Wherever my friends and I go, we try to get to the top of the highest mountain around. So on our Adirondack adventure, we were keen to get to the very top of the High Peaks. That would be Mt. Marcy, 5,344’ high. “How do we get there?” we wondered. Hike 7.4 miles through wilderness to the summit, then hike 7.4 miles back. Ok, maybe not.
Still, we were determined to get to the top of one of “The 46”, as the 46 High Peaks above 4,000’ are called. Folks who have successfully climbed all 46 are called “Adirondack 46ers.” We only had one day to get to the summit of a High Peak, and our experience on the relatively puny Pitchoff Mountain taught us not to take these mountains lightly. What to do?
Enter Whiteface Mountain, 4,867’ tall, the fifth highest in the state of New York. There’s a road that does 4,600’ of the work for you, with an elevator that takes tourists the rest of the way. How hard could it be?
We arrived at the Tollhouse on Whiteface Mountain Veterans Memorial Highway on a warm, partly sunny day. First thing we’re told: the elevator’s out. If we want to get to the summit, we’ll need to walk up the 1/5-mile (1,056’) Nature Trail. That didn’t sound too tough.
From the Tollhouse, Whiteface Mountain Veterans Memorial Highway winds up the mountain for 5 miles. We stopped at every scenic overlook, and took in the vista to the northeast. This was our first stop; pretty nice view, yes? As we climbed, the temperature dropped. Feeling the chill, Don put his jacket on.
It was fun to see the sequence of habitats changes as the altitude increased. At the gatehouse, we were in a typical sugar maple/beech/birch mixed hardwood forest. Here we found ourselves in a spruce/fir forest, with a few birches and mountain ashes mixed in.
We passed through other vegetation zones as we climbed. Next up was the krummholz.
Krummholz is a German word meaning “twisted wood.” It describes the stunted, deformed vegetation and flagged coniferous trees found in subalpine areas.
We’ve encountered it before in other windswept areas, such as the Dolly Sods in West Virginia.
Soon enough, we reached the Castle at 4,610’ (note the elevation sign to Robb’s right. Also note that he’s wearing a jacket now, and Don is wearing gloves; it’s in the 50°s, and windy. Other tourists look a little under-dressed for the weather.)
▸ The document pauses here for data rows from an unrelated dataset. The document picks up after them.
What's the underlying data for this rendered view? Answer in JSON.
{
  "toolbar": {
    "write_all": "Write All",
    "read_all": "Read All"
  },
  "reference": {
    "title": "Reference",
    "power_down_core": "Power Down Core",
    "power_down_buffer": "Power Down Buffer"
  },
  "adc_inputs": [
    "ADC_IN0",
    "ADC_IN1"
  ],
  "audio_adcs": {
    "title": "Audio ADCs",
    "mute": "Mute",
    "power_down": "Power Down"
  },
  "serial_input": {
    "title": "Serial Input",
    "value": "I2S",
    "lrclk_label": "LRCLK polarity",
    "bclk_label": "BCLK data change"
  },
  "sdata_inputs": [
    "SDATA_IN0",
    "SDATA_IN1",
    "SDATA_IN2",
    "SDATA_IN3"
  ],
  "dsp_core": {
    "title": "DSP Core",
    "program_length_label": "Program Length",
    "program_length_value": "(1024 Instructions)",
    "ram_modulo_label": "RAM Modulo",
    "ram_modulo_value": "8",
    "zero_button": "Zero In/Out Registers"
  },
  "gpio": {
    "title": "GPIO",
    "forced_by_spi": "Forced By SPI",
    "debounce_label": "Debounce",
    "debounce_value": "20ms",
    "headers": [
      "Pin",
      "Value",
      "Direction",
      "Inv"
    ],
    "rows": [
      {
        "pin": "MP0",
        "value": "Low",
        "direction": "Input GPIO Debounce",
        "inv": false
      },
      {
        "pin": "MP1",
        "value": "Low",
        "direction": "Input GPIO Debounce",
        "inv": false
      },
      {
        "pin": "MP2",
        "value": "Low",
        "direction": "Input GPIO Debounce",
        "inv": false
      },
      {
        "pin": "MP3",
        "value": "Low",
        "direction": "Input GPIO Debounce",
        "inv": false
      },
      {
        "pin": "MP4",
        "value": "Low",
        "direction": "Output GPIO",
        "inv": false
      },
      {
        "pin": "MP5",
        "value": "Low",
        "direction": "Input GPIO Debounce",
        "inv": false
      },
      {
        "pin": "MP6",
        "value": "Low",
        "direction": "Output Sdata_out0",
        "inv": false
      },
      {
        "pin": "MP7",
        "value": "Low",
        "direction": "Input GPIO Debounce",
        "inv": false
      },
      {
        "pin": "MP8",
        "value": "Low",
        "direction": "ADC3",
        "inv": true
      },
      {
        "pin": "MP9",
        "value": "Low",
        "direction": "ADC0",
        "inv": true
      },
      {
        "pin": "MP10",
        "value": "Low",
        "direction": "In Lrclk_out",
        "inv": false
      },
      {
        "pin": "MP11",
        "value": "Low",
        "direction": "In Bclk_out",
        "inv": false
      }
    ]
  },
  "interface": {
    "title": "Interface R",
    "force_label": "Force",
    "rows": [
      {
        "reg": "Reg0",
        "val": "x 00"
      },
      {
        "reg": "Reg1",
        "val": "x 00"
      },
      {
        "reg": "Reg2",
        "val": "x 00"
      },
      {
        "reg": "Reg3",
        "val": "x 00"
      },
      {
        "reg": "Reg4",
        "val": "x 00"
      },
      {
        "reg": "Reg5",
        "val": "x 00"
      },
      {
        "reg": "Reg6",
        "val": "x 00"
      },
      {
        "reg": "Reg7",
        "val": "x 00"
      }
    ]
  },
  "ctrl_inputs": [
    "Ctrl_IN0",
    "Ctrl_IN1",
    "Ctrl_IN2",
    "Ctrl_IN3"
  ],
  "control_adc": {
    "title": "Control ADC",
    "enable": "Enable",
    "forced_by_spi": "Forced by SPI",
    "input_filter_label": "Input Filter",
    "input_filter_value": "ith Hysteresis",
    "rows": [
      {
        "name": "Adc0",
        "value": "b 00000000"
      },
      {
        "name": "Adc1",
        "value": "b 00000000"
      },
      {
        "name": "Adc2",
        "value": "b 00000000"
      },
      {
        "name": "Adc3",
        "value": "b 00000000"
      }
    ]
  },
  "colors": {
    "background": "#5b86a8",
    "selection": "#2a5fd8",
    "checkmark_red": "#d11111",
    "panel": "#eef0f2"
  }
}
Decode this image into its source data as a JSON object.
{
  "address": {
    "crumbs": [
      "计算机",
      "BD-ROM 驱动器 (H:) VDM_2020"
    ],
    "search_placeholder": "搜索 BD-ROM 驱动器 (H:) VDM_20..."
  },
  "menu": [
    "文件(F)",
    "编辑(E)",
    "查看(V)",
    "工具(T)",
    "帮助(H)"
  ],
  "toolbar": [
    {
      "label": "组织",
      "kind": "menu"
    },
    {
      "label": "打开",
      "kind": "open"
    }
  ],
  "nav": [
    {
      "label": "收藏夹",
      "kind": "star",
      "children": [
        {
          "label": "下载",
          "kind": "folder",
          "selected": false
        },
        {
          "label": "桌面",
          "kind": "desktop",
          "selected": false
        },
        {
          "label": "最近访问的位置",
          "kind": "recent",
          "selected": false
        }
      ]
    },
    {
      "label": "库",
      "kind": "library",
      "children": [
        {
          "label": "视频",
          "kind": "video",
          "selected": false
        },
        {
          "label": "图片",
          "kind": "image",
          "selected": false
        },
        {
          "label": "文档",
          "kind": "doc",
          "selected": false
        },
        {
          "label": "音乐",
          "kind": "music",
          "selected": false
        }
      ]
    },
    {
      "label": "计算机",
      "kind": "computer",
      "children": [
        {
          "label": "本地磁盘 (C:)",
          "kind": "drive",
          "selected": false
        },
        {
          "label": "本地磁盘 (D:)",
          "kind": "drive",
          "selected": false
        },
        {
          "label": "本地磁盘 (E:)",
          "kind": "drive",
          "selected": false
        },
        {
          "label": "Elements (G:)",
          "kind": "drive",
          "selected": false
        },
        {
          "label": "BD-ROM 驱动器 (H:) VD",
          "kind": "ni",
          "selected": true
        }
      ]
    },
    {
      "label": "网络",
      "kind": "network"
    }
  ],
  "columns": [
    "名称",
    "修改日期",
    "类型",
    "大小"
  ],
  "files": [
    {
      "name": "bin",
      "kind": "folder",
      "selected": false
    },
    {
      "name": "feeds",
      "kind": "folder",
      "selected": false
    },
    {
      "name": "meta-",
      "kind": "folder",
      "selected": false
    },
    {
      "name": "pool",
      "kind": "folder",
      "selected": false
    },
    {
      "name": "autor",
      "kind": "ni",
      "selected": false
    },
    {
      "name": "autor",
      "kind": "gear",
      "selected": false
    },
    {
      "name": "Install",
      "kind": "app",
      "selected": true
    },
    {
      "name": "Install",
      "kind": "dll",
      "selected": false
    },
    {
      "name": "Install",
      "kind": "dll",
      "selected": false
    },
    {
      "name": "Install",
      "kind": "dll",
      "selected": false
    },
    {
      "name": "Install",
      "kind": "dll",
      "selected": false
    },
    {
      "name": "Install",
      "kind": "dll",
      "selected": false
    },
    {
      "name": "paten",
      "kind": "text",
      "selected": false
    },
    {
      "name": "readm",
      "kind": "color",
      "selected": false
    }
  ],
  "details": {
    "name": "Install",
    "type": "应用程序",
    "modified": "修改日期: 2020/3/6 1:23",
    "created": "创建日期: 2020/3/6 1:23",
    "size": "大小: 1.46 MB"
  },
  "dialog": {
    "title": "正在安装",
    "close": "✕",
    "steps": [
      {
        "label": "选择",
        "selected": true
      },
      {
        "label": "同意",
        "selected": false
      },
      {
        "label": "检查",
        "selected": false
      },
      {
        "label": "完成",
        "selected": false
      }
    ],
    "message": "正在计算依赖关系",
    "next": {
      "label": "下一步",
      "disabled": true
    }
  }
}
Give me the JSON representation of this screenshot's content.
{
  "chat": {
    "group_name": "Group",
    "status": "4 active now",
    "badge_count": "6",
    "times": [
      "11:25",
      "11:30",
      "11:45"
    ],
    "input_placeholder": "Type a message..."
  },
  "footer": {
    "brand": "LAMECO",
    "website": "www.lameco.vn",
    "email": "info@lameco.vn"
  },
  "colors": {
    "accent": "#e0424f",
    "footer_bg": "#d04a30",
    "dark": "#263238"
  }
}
Now we were in the alpine zone. Cold, ice, desiccating wind and blazing sun severely limit growing things here to grasses, small ground-hugging plants, low shrubs and lichens.
After a nice lunch at the Café, we were ready for the short walk to the summit of Whiteface. Look, they’ve even given us steps to make our walk easier. Easy peasy, right?
Adding to the difficulty was the surface – uneven and slick rocks. Much of the climb involved stepping from big rock to bigger rock, often just a little too far and too high for my legs to reach.
Don’t look down! The trail climbed the knife-edge of a ridge; a few feet on either side was a near-vertical drop. Fortunately, there were those handrails…
There were a lot of people, including kids, going both directions on the trail. Pacing yourself, reading the frequent interpretative signs and taking photos, wasn’t in the cards. You had to keep up with the flow. I don’t know the gentleman at left, didn’t get a modeling release, but he gives a nice sense of scale.
Here is where we were all going. On the summit of Whiteface Mountain is the Atmospheric Science Research Center & Summit Weather Observatory. The elevator ends here, when it’s working. Surrounding the buildings is a wide patio offering 360° views of the Adirondacks, and on clear days, Lake Champlain, Vermont and even Canada. We didn’t have a clear day; it was quite hazy.
Don and Robb at the summit of Whiteface Mountain. Lake Placid in the background. Yes, that is a bug to the left of Don. There were a surprising number of insects up this high. Also, large black birds. An argument about whether they were crows or ravens immediately broke out, and was never satisfactorily resolved.
FUN FACT: The Adirondacks are the only mountains east of the Mississippi that are not geologically related to the Appalachian range. It took us a while to accept that! The Adirondacks are part of a much older formation that formed over a billion years ago under miles of overlying rock. Through repeated uplifts and erosion of overlying material the mountains are now exposed. The predominant rock of the High Peaks area is anorthosite, an igneous rock rich in feldspar. If at times on the summit we felt as if we were exploring a lunar landscape, there was good reason – anorthosite is more commonly found on the Moon!
This is the easy way, the trail. From this, and the image at the beginning of this tale, you can really see how narrow the ridge line is. The top of the Castle tower just peeks above to the right, with parking area visible far below.
Let’s review: Mt. Mitchell, NC, 6,684’ high? Check. Clingmans Dome, TN at 6,643’? Been there, done that.
Whiteface Mountain, NY, elevation 4,867’? Yup! Now we can say we climbed one of the ADK 46, and experienced the wonder of life on the summit of an Adirondack High Peak.